--- START ---

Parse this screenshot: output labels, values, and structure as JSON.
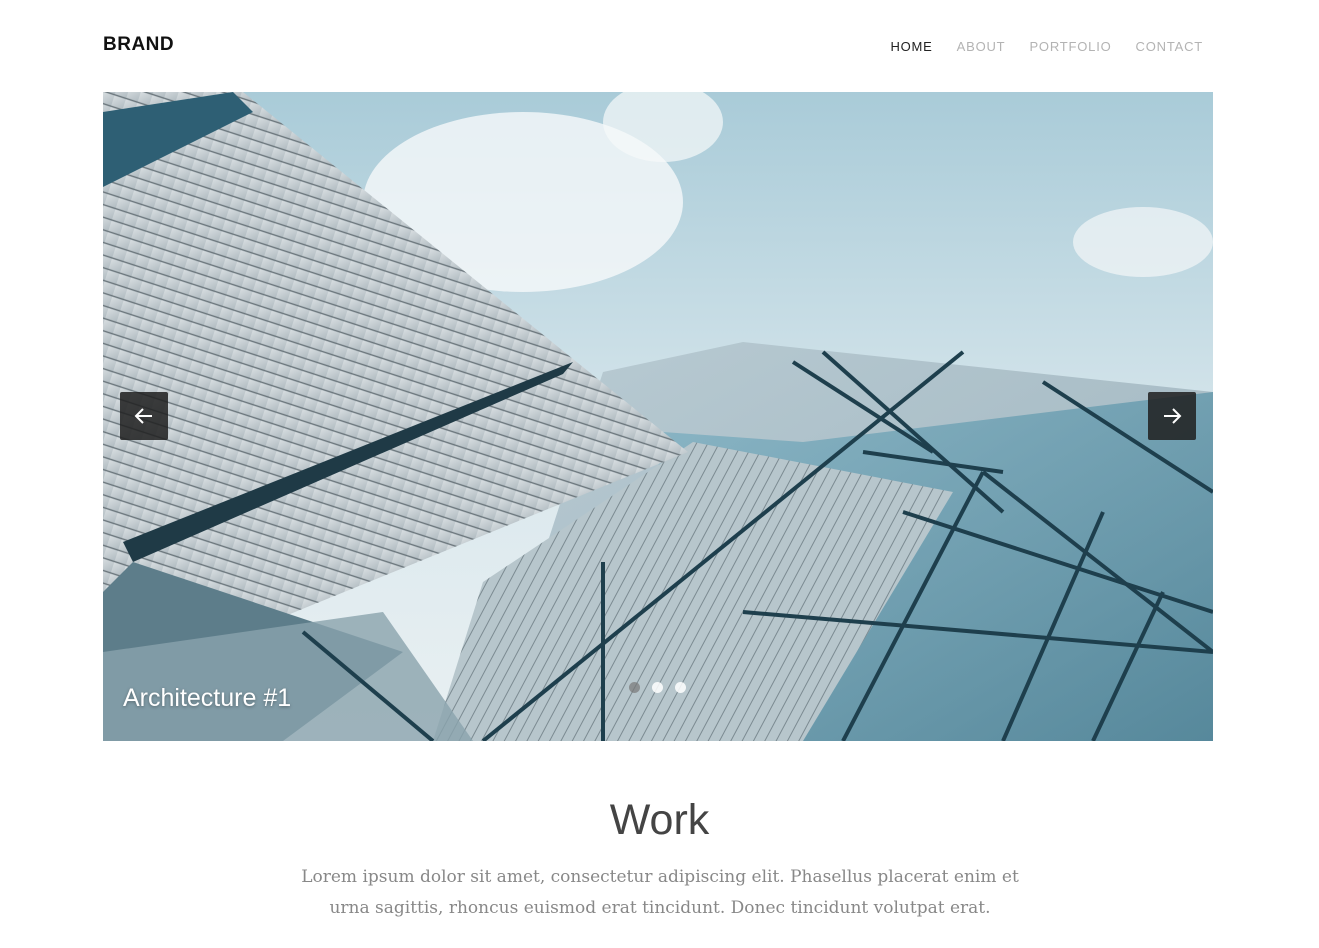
{
  "header": {
    "brand": "BRAND",
    "nav": [
      {
        "label": "HOME",
        "active": true
      },
      {
        "label": "ABOUT",
        "active": false
      },
      {
        "label": "PORTFOLIO",
        "active": false
      },
      {
        "label": "CONTACT",
        "active": false
      }
    ]
  },
  "slider": {
    "caption": "Architecture #1",
    "prev_icon": "arrow-left-icon",
    "next_icon": "arrow-right-icon",
    "slide_count": 3,
    "active_slide": 1
  },
  "section": {
    "title": "Work",
    "text": "Lorem ipsum dolor sit amet, consectetur adipiscing elit. Phasellus placerat enim et urna sagittis, rhoncus euismod erat tincidunt. Donec tincidunt volutpat erat."
  },
  "colors": {
    "text_dark": "#222222",
    "nav_inactive": "#b3b3b3",
    "arrow_bg": "#1e1e1e"
  }
}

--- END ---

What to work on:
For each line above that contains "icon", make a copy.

Completed exercise:
    "prev_icon": "arrow-left-icon",
    "next_icon": "arrow-right-icon",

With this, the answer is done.